Simple Minds Return to These Shores With a Great Album and Big Tour – Jim Kerr Interview

In my view, it is superb when artists who have been around for years are still able to create new music and tour. Simple Minds is a band that evolved from the late ’70s ashes of the punk era and then exploded in the mid ’80s with a series of vibrant albums.

In a couple weeks they will return to America for a series of dates across the country, and I had a chance to chat with Jim Kerr, the band’s singer, about their great new album WALK BETWEEN WORLDS. He and Charlie Burchill co-founded the band, and have steered it through many changes. Kerr and I discussed then and now, but I started by asking about the last track on the deluxe version of the new album, a poignant cover of “Dirty Old Town.”

AUERBACH: I have always loved the song, and it stands apart from the rest of the album; I assume it is about your Glaswegian roots?

KERR: It was written by Ewan MacColl, who isn’t from Glasgow but is from south of Manchester. We added the song for a very pertinent reason. A year ago we were finishing a gig in Liverpool and heard that a bomb went off in Manchester, and the next day we were scheduled for a gig in Manchester. It was a shocking scene, not knowing what the next day would bring. It was truly uncharted territory, we wanted to play the gig, and the city allowed us to play. We just play, that’s how we understand the world. At the sound check we were looking for a moment of solidarity, and we worked up our version of the song. It was an off-the-cuff moment that stuck with all of us.

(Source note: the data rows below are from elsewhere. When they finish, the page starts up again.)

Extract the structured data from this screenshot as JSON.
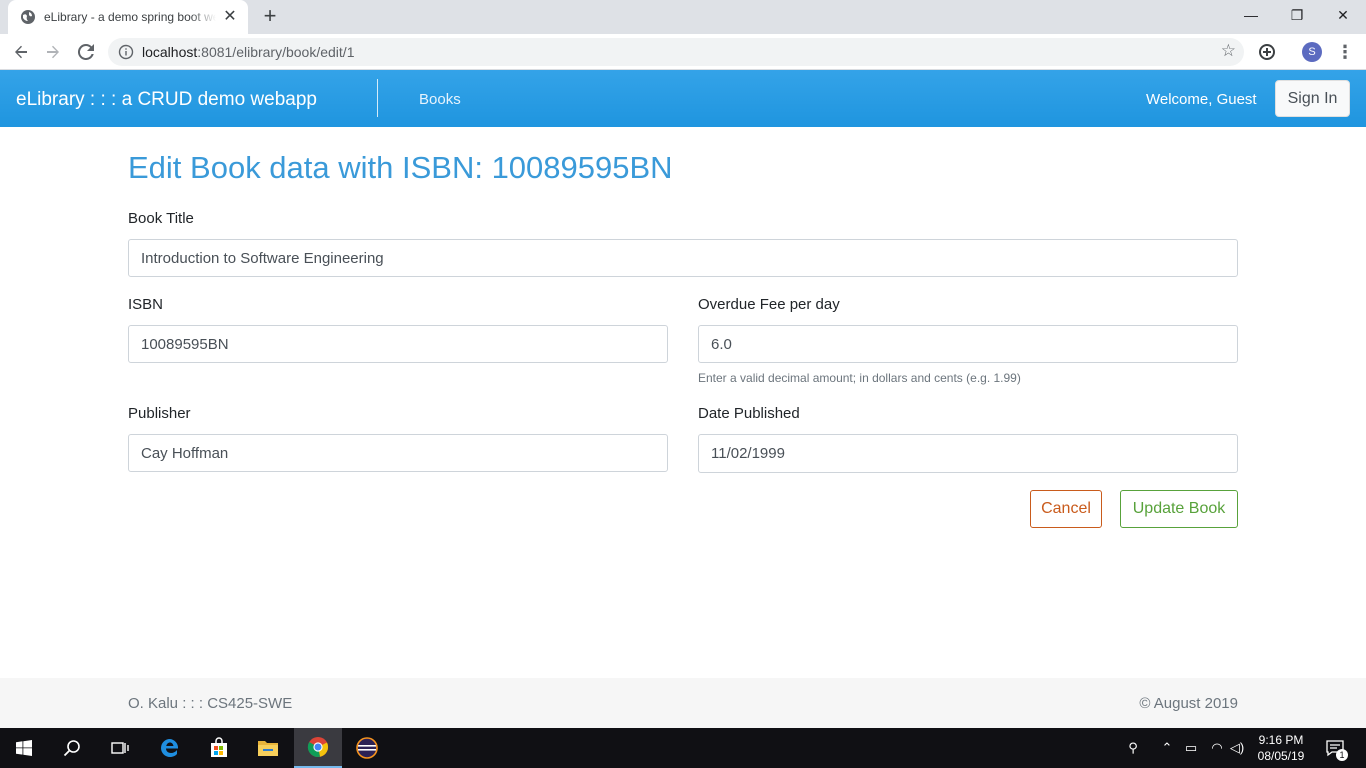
{
  "browser": {
    "tab_title": "eLibrary - a demo spring boot webapp",
    "tab_close_glyph": "✕",
    "new_tab_glyph": "+",
    "url_host": "localhost",
    "url_path": ":8081/elibrary/book/edit/1",
    "profile_initial": "S",
    "window_controls": {
      "minimize": "—",
      "restore": "❐",
      "close": "✕"
    }
  },
  "navbar": {
    "brand": "eLibrary : : : a CRUD demo webapp",
    "books_link": "Books",
    "welcome": "Welcome, Guest",
    "signin_label": "Sign In",
    "accent_color": "#2a9de4"
  },
  "form": {
    "heading": "Edit Book data with ISBN: 10089595BN",
    "title_label": "Book Title",
    "title_value": "Introduction to Software Engineering",
    "isbn_label": "ISBN",
    "isbn_value": "10089595BN",
    "fee_label": "Overdue Fee per day",
    "fee_value": "6.0",
    "fee_hint": "Enter a valid decimal amount; in dollars and cents (e.g. 1.99)",
    "publisher_label": "Publisher",
    "publisher_value": "Cay Hoffman",
    "date_label": "Date Published",
    "date_value": "11/02/1999",
    "cancel_label": "Cancel",
    "update_label": "Update Book"
  },
  "footer": {
    "left": "O. Kalu : : : CS425-SWE",
    "right": "© August 2019"
  },
  "taskbar": {
    "time": "9:16 PM",
    "date": "08/05/19",
    "notification_count": "1",
    "icons": [
      "windows-start-icon",
      "search-icon",
      "task-view-icon",
      "edge-icon",
      "store-icon",
      "file-explorer-icon",
      "chrome-icon",
      "eclipse-icon"
    ]
  }
}
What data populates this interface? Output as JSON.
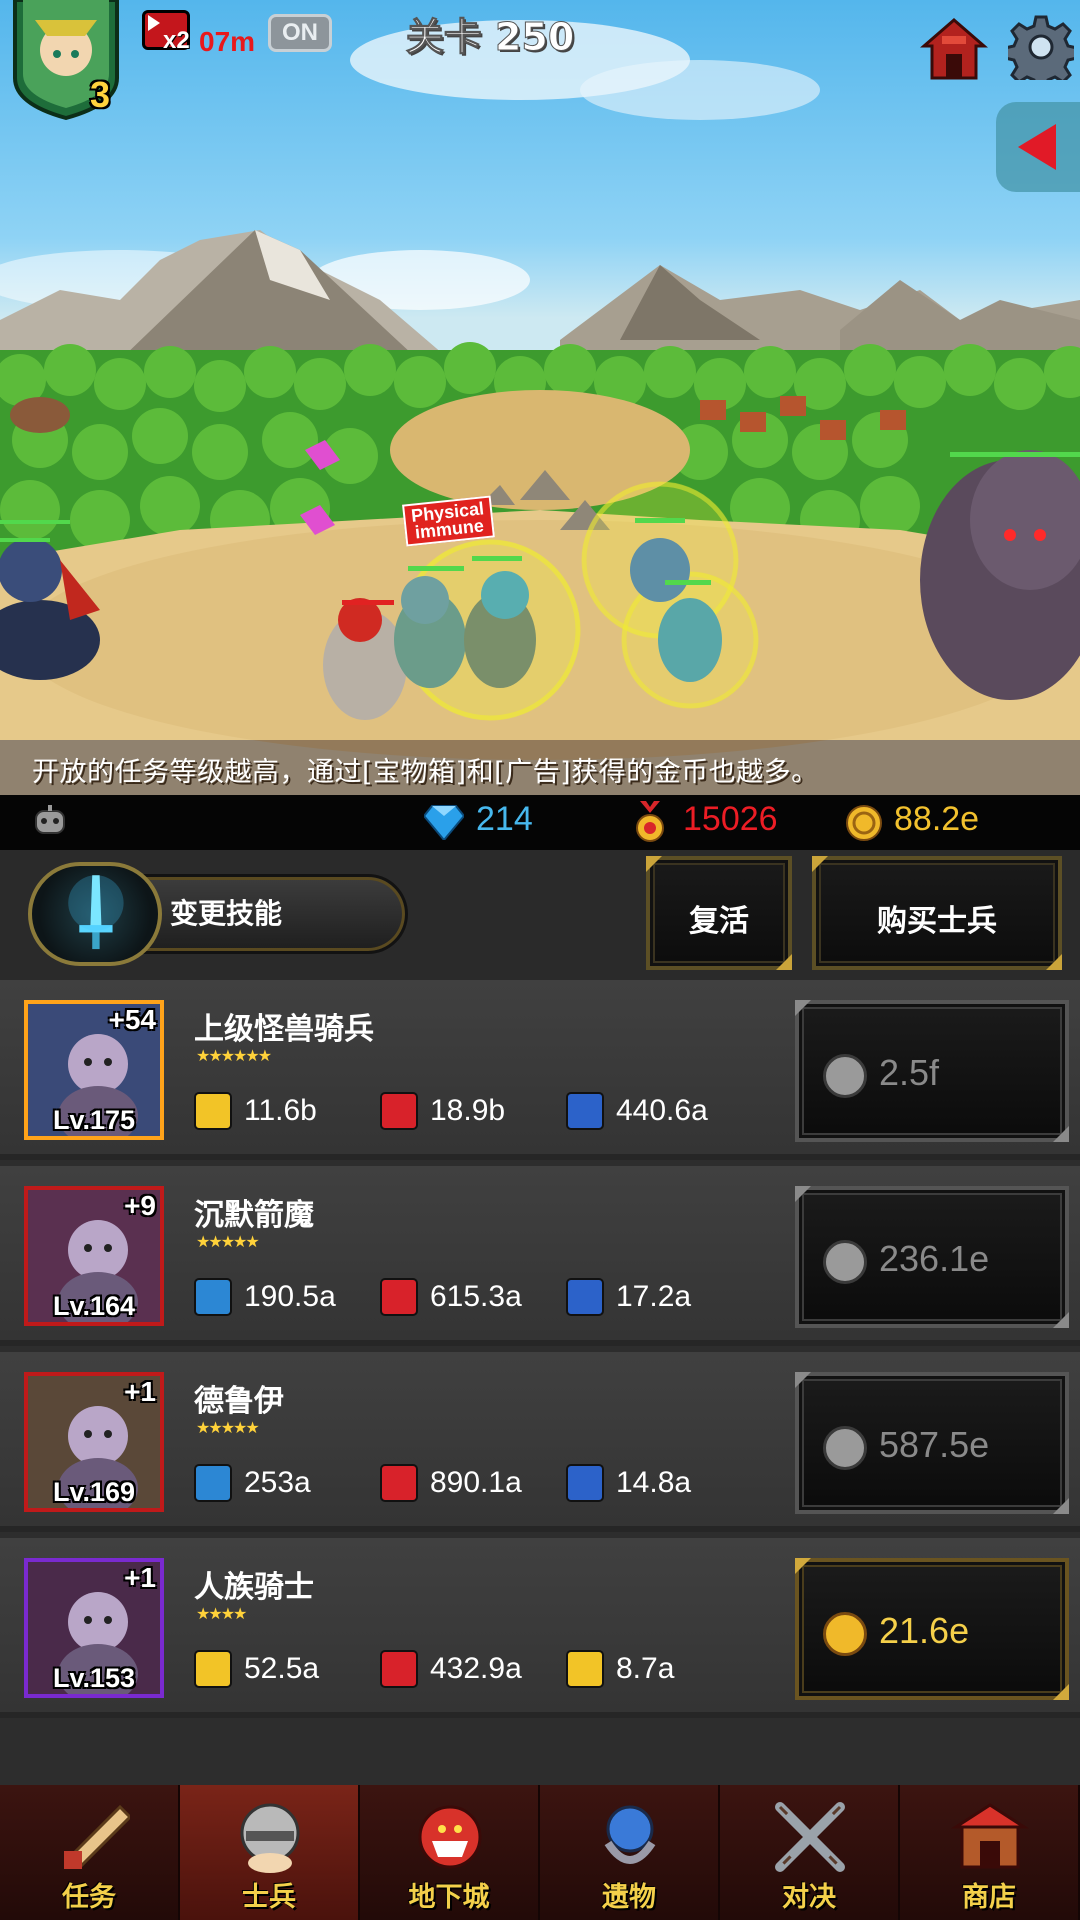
{
  "hud": {
    "player_level": "3",
    "speed_multiplier": "x2",
    "speed_timer": "07m",
    "speed_toggle": "ON",
    "stage_title": "关卡 250",
    "icons": [
      "hero-avatar-icon",
      "speed-boost-icon",
      "home-icon",
      "gear-icon",
      "side-panel-arrow-icon"
    ]
  },
  "battle": {
    "status_tag_line1": "Physical",
    "status_tag_line2": "immune",
    "tip": "开放的任务等级越高，通过[宝物箱]和[广告]获得的金币也越多。"
  },
  "resources": {
    "gems": "214",
    "medals": "15026",
    "gold": "88.2e"
  },
  "actions": {
    "change_skill": "变更技能",
    "revive": "复活",
    "buy_soldier": "购买士兵"
  },
  "soldiers": [
    {
      "name": "上级怪兽骑兵",
      "plus": "+54",
      "level": "Lv.175",
      "stars": "★★★★★★",
      "stat1": "11.6b",
      "stat1_type": "attack",
      "stat2": "18.9b",
      "stat3": "440.6a",
      "price": "2.5f",
      "affordable": false,
      "frame_color": "#ffa31a"
    },
    {
      "name": "沉默箭魔",
      "plus": "+9",
      "level": "Lv.164",
      "stars": "★★★★★",
      "stat1": "190.5a",
      "stat1_type": "magic",
      "stat2": "615.3a",
      "stat3": "17.2a",
      "price": "236.1e",
      "affordable": false,
      "frame_color": "#c01a1a"
    },
    {
      "name": "德鲁伊",
      "plus": "+1",
      "level": "Lv.169",
      "stars": "★★★★★",
      "stat1": "253a",
      "stat1_type": "magic",
      "stat2": "890.1a",
      "stat3": "14.8a",
      "price": "587.5e",
      "affordable": false,
      "frame_color": "#c01a1a"
    },
    {
      "name": "人族骑士",
      "plus": "+1",
      "level": "Lv.153",
      "stars": "★★★★",
      "stat1": "52.5a",
      "stat1_type": "attack",
      "stat2": "432.9a",
      "stat3": "8.7a",
      "price": "21.6e",
      "affordable": true,
      "frame_color": "#7a2ad0"
    }
  ],
  "nav": [
    {
      "label": "任务",
      "icon": "scroll-icon",
      "active": false
    },
    {
      "label": "士兵",
      "icon": "soldier-helmet-icon",
      "active": true
    },
    {
      "label": "地下城",
      "icon": "dungeon-monster-icon",
      "active": false
    },
    {
      "label": "遗物",
      "icon": "relic-orb-icon",
      "active": false
    },
    {
      "label": "对决",
      "icon": "crossed-swords-icon",
      "active": false
    },
    {
      "label": "商店",
      "icon": "shop-icon",
      "active": false
    }
  ],
  "colors": {
    "gem": "#47b8ee",
    "medal": "#ec1d25",
    "gold": "#f2c12e",
    "nav_label": "#f4d04a"
  }
}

Sarah Brown / Charlie Burchill / Ged Grimes / Jim Kerr / Gordy Goudie / Cherisse Osei (photo by Dean Chalkley)

AUERBACH: Congrats on the new album, it sounds both fresh and evocative of what made you famous.

KERR: Many thanks for that. We had a sweet spot to hit, we wanted to conjure up the past, but we wanted to sound contemporary. We had a hell of a time trying to accomplish that balance, how to make it of the moment and have the big vision, the big sound from before. At end of the last tour, I said to Charlie ‘let’s not go home, let’s see what we can do.’ We were propelled by the last album. Our confidence was back, Charlie’s melodies were strong…I wish it was always that easy!

AUERBACH: I noticed that KT Tunstall has appeared at a few of your gigs, how did that happen?

KERR: She had a great start when she first appeared on the scene, and then she was a bit off the radar. We saw her at a sound check, and brought her in on the acoustic album for a song. [She appears on “Promised You a Miracle” from the stripped down ACOUSTIC collection].

AUERBACH: I expect you are asked in some form or the other this question in every interview, but tell me about how you feel these days about the song that shall go unnamed.

KERR: [Chuckling] Well, we never play it at sound checks, but we know people want it, it has a life of its own. The movie crosses generations, so does the song. When that’s at stake, far be it that we won’t do it. You know, it’s a great problem to have: balancing the old and the new. When we develop our set list we have half a dozen boxes to tick: it would be churlish not to play the big hits, for the hard core fans we pick a deep cut, we love doing an unexpected cover, and we want to be in the moment and change it up. Of the 21 songs we play each evening, 14 are always played and the other 7 are up for grabs.

Sarah Brown / Cherisse Osei / Ged Grimes / Jim Kerr / Charlie Burchill / Gordy Goudie (photo by Dean Chalkley)

Kerr and I finished the conversation talking about the evolving nature of the music business, how the CD led too many artists to fill the disc with too much filler, how podcasts and audio books magically start up where you left off. I mentioned that the first time I saw the band was at London’s Lyceum in 1983, with half of U2 checking out the show. In closing, we returned to where we started, how many of the shows on the front end of the upcoming tour will be in dirty old towns with which he and I are both familiar.

Tour information here.


Brad Auerbach has been covering the media, entertainment, travel and technology scene for many years. He has written for Forbes, Time Out London, Village Voice, LA Weekly and early in his career won a New York State College Journalism Award.

Advertisement

  • Christopher Harper

    Wish I could see them. JK is the one person I would like to have a two hour conversation with. His lyrics, especially from their first five albums were (and still are) the soundtrack of my life